Ministers are proposing halving their planned increase in alcohol duty following significant pressure from industry leaders.
The Council of Ministers has put forward an 8.9% increase in alcohol duty for 2024, putting an extra four pence on a pint of beer.
It warned the increase would untold added pressure on businesses in the sector, predicting venues would close as a direct consequence.
A scrutiny panel lodged an amendment, calling for a freeze on alcohol duty, and a plan for a separate level of alcohol duty or a rebate to be introduced from 2025 onwards to support the drinks and restaurant trade.
The government has now offered a compromise of a 4.5% rise, half the original tax hike.
It says it 'recognises the challenges' faced by the hospitality sector while also balancing the 'health consequences' of alcohol consumption.
In their report, Ministers say that price regulation on alcohol is proven to reduce related harm and freezes in 2020 and 2022 have left local taxes 'lower in real terms' than other goods and services.
"Ministers are mindful of the impact of duty increases on the hospitality association.
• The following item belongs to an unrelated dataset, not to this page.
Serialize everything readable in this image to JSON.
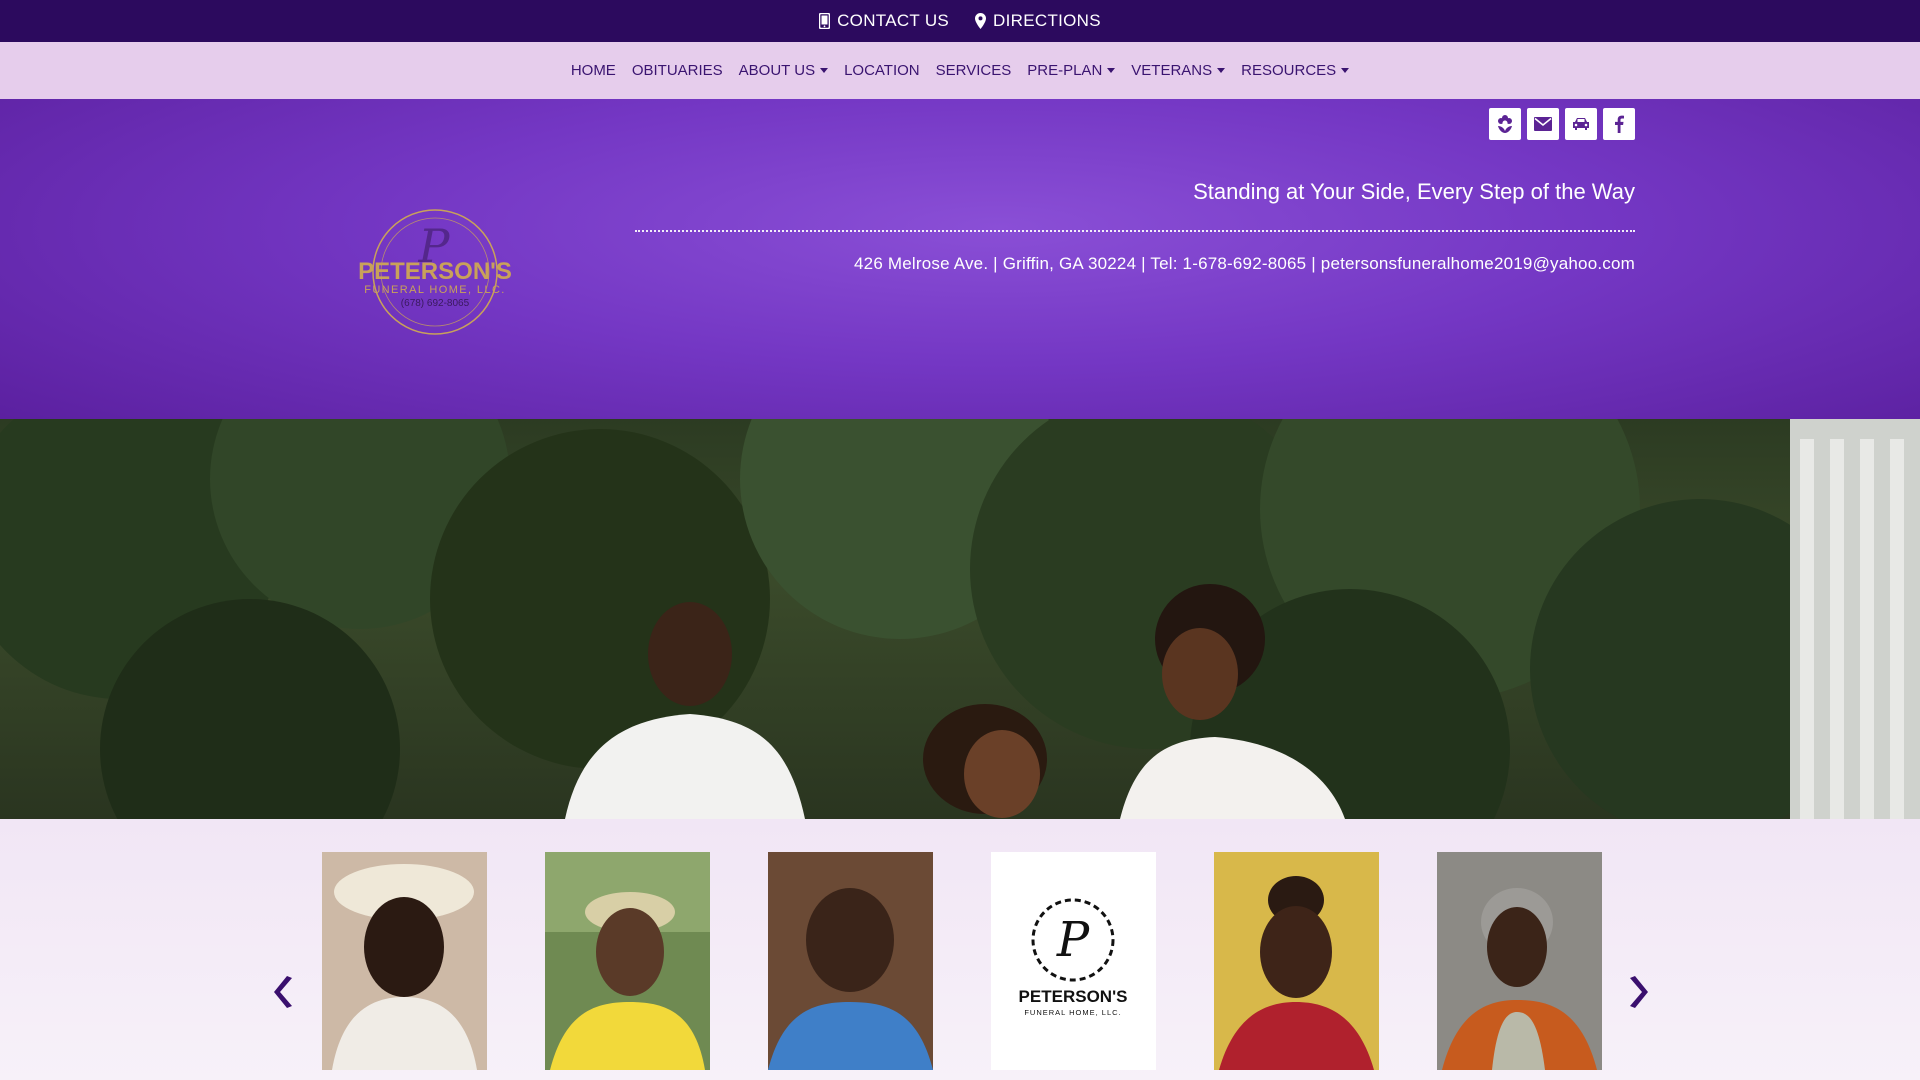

With that in mind, a proposed increase of 4.5%, 6.4 percentage points below June RPI, is a moderate increase that will limit the impact on the hospitality industry while still ensuring that the real terms reduction in alcohol duties is not worsened."
Nightclub Rojos announced it was closing its doors last month due to rising alcohol prices and Jersey's 'outdated licensing laws'.
The Council of Ministers say that the new up rate of 4.5% will add around two pence to a pint of beer, glass of wine or a single spirit.
It's estimated that the reduction in duty will slash £1.3m off the island's public finances.